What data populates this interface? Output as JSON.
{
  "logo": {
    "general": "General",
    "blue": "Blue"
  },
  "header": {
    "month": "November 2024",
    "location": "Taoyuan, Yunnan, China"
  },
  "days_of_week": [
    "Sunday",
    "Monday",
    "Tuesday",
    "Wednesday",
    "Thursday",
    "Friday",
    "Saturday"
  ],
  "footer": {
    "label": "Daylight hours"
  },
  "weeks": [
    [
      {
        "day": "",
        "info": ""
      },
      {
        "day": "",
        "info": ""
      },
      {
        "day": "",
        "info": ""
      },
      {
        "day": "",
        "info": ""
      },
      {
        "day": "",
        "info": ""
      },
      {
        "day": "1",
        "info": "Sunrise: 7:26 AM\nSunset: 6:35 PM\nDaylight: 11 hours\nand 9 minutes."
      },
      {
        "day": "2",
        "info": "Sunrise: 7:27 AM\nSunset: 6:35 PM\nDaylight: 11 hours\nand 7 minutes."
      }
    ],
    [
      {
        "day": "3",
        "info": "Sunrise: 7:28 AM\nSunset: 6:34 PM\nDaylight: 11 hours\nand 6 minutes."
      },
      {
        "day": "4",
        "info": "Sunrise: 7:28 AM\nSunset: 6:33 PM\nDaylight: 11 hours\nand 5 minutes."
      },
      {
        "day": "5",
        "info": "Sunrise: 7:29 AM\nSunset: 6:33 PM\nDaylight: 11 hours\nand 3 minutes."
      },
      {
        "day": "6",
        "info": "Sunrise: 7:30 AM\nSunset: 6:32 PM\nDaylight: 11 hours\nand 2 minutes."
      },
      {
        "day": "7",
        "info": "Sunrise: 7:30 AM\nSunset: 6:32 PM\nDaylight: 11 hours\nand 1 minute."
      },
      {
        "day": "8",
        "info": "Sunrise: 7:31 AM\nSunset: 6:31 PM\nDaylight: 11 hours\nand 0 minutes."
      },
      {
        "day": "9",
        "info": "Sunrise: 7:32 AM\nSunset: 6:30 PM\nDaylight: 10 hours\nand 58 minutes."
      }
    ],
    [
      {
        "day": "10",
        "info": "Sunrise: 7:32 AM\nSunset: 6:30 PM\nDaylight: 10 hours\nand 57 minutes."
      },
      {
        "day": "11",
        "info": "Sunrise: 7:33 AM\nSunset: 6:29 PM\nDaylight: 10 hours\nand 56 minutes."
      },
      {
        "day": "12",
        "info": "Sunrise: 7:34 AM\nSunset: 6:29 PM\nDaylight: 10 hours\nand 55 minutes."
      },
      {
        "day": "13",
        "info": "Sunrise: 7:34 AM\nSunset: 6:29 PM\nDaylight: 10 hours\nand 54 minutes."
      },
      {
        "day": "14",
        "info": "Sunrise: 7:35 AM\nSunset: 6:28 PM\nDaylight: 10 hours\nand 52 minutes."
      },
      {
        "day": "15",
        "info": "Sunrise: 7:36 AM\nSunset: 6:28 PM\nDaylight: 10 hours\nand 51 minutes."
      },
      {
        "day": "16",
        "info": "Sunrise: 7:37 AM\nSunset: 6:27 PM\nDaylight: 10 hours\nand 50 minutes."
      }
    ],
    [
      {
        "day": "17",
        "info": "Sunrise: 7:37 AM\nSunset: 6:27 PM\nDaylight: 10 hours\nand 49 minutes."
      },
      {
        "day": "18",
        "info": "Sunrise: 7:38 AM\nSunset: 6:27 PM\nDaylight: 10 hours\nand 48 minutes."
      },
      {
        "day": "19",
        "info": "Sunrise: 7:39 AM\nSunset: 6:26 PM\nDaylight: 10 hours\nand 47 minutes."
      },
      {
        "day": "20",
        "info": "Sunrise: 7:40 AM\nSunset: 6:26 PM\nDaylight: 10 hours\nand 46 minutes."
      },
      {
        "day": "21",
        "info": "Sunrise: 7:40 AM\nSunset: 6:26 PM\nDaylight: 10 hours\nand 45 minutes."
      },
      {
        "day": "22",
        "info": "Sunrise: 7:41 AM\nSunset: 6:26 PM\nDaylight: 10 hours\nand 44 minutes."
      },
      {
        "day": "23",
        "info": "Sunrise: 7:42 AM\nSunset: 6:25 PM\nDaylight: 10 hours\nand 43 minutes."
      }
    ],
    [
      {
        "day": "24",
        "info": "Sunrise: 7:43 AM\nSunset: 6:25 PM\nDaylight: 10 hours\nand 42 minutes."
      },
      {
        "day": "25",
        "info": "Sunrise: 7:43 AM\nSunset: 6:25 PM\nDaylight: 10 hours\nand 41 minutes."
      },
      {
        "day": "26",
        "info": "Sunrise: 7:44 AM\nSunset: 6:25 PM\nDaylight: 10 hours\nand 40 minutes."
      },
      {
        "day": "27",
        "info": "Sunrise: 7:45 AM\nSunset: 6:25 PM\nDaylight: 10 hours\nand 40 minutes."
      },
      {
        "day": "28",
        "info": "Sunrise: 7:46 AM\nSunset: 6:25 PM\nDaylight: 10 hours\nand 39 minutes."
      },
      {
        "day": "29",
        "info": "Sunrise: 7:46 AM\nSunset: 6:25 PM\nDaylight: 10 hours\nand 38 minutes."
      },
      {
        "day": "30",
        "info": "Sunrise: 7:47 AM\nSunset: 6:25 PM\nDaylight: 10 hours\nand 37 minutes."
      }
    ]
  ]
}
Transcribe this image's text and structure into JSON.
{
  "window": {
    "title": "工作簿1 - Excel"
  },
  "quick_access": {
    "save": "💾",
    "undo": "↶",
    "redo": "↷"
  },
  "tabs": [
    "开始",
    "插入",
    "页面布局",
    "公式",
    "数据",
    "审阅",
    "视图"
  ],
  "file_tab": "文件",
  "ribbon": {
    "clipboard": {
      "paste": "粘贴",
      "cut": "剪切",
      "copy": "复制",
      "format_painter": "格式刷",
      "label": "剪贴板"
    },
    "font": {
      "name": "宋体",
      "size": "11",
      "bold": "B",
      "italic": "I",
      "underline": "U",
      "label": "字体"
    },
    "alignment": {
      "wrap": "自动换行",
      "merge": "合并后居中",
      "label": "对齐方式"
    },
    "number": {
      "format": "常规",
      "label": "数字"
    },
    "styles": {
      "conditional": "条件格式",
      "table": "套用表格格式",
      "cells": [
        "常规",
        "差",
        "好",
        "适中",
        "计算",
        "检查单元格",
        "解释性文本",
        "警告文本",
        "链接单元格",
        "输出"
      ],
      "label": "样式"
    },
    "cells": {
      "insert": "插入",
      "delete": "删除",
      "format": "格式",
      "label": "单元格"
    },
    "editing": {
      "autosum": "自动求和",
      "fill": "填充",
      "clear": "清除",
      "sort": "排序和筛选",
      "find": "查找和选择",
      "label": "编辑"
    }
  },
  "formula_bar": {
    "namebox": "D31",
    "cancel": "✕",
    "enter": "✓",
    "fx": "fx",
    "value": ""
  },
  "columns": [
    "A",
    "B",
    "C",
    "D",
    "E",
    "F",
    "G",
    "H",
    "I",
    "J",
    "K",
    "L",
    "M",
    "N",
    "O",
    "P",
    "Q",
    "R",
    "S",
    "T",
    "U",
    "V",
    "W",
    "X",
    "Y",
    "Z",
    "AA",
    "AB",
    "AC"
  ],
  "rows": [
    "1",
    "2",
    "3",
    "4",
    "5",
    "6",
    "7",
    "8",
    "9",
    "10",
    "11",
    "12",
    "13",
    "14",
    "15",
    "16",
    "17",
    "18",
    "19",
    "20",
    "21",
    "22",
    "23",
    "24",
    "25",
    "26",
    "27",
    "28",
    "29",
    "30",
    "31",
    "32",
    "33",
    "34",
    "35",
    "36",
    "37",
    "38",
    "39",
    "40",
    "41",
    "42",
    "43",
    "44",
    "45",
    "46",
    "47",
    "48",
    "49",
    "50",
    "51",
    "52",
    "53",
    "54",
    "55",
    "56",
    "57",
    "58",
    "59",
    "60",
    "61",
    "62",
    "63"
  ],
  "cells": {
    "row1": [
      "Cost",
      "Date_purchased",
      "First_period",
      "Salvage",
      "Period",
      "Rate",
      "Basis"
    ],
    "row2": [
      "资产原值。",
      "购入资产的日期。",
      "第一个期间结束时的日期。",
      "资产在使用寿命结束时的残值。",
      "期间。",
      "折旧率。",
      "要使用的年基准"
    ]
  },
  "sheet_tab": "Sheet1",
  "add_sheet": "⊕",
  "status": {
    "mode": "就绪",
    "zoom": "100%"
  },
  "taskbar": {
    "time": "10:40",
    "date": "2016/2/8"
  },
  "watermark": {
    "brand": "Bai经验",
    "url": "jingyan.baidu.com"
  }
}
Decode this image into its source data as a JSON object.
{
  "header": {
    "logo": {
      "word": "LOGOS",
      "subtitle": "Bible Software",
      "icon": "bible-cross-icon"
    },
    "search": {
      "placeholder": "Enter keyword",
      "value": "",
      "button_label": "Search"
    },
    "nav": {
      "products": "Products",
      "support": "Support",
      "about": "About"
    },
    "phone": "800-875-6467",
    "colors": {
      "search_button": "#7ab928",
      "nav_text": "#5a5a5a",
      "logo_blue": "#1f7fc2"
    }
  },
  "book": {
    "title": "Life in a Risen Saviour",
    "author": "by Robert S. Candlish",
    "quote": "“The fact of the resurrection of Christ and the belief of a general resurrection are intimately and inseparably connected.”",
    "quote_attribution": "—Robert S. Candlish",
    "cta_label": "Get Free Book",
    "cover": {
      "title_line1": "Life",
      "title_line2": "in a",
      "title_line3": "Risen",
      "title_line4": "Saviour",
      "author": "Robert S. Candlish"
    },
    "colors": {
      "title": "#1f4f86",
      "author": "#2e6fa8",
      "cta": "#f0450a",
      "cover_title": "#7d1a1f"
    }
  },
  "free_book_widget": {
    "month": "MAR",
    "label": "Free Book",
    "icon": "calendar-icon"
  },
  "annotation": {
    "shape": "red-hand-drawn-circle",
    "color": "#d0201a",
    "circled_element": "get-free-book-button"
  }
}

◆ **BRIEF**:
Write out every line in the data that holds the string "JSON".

◆ **TASK RESPONSE**:
What data populates this interface? Output as JSON.
Transcribe this image's text and structure into JSON.
Decode this image into its source data as a JSON object.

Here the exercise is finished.